There’s no doubt that the debate around responsive Web design (RWD) has reached the entry level of most organizations, achieving elevated status as a simple way to reach consumers on the Web, regardless of the device they use to access the Internet.
But is responsive design really the right approach to engage your mobile customers?
Roland Campbell, director of solution engineering at Usablenet, can imagine what you’re thinking: “What do you mean? Of course responsive design is right for our mobile customer. Everyone is doing responsive design now, and even Google is advocating for it!”
Before we break out the torches and pitchforks, let’s think about what Google is really saying. Sure Google recommends responsive design as a way for developers to extend content to mobile devices, but they offer mobile specific versions of Gmail and Google Plus, two of their flagship products. With one search field and blocks of content, for example, it makes sense for Google News to take a responsive approach as it is easy for content-heavy sites to repurpose the way the content is presented on mobile devices.

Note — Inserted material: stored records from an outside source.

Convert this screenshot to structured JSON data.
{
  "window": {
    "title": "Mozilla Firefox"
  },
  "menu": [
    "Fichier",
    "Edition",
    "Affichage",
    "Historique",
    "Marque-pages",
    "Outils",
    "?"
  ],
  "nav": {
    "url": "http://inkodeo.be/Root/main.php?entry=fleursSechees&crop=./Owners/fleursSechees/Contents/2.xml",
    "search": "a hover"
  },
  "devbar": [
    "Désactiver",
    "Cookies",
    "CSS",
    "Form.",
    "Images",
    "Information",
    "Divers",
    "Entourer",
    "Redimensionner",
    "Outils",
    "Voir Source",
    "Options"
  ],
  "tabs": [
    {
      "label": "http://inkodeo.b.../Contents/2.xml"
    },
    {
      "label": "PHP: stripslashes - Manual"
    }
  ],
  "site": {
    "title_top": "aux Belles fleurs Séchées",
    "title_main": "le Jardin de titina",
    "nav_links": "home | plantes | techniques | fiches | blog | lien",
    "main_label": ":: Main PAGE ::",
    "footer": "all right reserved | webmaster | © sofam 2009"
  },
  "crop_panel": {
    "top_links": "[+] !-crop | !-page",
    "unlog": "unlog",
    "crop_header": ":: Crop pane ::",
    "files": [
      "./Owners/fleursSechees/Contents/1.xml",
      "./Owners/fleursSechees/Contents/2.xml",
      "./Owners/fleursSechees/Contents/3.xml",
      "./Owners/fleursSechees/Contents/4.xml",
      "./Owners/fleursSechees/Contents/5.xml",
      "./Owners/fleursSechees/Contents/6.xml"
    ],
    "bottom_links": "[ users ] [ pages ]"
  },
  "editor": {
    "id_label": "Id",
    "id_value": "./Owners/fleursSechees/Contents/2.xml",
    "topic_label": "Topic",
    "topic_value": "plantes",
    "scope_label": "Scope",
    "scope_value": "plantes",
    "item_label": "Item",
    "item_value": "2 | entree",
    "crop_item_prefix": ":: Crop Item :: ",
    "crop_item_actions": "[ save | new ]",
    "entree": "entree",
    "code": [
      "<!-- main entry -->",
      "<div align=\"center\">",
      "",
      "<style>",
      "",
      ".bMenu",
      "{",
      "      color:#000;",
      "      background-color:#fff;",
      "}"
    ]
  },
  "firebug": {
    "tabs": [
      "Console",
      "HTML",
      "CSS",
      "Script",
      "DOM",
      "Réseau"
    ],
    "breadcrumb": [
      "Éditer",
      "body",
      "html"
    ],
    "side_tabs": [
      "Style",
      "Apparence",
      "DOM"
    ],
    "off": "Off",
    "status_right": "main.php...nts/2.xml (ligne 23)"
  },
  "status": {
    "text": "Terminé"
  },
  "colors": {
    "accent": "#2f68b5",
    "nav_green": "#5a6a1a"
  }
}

However Ethan Marcotte, who coined the term responsive Web design, states in his book Responsive Web Design, “most importantly, responsive Web design isn’t intended to serve as a replacement for mobile websites”.
Campbell has identified a number of key considerations organizations must examine before they decide to incorporate responsive design.
Developers need time-saving tools to help reduce the time to market. Here are five ways to build a successful developer ecosystem around your APIs. ... More >>
Android Marshmallow offers some new capabilities and a number of tweaks that users will look forward to. Here are the 10 most compelling new features. ... More >>
IT leaders and business executives are beginning to focus their eyes on new IT initiatives, including so-called "smart" technologies, as well as efforts to better integrate previous IT investments into the business. ... More >>